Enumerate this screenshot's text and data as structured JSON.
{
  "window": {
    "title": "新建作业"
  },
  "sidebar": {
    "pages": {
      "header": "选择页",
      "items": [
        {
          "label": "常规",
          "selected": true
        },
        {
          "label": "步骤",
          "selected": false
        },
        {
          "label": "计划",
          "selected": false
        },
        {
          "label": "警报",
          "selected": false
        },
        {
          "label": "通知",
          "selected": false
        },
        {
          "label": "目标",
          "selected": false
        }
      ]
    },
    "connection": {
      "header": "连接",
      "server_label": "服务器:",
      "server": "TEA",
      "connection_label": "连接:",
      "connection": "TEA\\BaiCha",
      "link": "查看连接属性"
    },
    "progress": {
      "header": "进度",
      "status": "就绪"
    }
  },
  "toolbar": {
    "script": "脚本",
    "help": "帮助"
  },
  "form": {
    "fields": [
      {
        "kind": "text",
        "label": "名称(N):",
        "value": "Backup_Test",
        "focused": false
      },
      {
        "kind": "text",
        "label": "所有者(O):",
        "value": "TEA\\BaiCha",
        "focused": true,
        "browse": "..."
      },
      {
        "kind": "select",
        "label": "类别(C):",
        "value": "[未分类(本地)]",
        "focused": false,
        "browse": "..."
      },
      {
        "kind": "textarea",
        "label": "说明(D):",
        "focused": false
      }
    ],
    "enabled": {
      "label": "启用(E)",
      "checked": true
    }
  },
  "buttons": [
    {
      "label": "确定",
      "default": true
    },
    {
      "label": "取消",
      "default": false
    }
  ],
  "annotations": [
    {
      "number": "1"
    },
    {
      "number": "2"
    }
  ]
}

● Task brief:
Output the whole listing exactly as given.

● Exercise response:
Enumerate this screenshot's text and data as structured JSON.
{
  "window": {
    "title": "新建作业"
  },
  "sidebar": {
    "pages": {
      "header": "选择页",
      "items": [
        {
          "label": "常规",
          "selected": true
        },
        {
          "label": "步骤",
          "selected": false
        },
        {
          "label": "计划",
          "selected": false
        },
        {
          "label": "警报",
          "selected": false
        },
        {
          "label": "通知",
          "selected": false
        },
        {
          "label": "目标",
          "selected": false
        }
      ]
    },
    "connection": {
      "header": "连接",
      "server_label": "服务器:",
      "server": "TEA",
      "connection_label": "连接:",
      "connection": "TEA\\BaiCha",
      "link": "查看连接属性"
    },
    "progress": {
      "header": "进度",
      "status": "就绪"
    }
  },
  "toolbar": {
    "script": "脚本",
    "help": "帮助"
  },
  "form": {
    "fields": [
      {
        "kind": "text",
        "label": "名称(N):",
        "value": "Backup_Test",
        "focused": false
      },
      {
        "kind": "text",
        "label": "所有者(O):",
        "value": "TEA\\BaiCha",
        "focused": true,
        "browse": "..."
      },
      {
        "kind": "select",
        "label": "类别(C):",
        "value": "[未分类(本地)]",
        "focused": false,
        "browse": "..."
      },
      {
        "kind": "textarea",
        "label": "说明(D):",
        "focused": false
      }
    ],
    "enabled": {
      "label": "启用(E)",
      "checked": true
    }
  },
  "buttons": [
    {
      "label": "确定",
      "default": true
    },
    {
      "label": "取消",
      "default": false
    }
  ],
  "annotations": [
    {
      "number": "1"
    },
    {
      "number": "2"
    }
  ]
}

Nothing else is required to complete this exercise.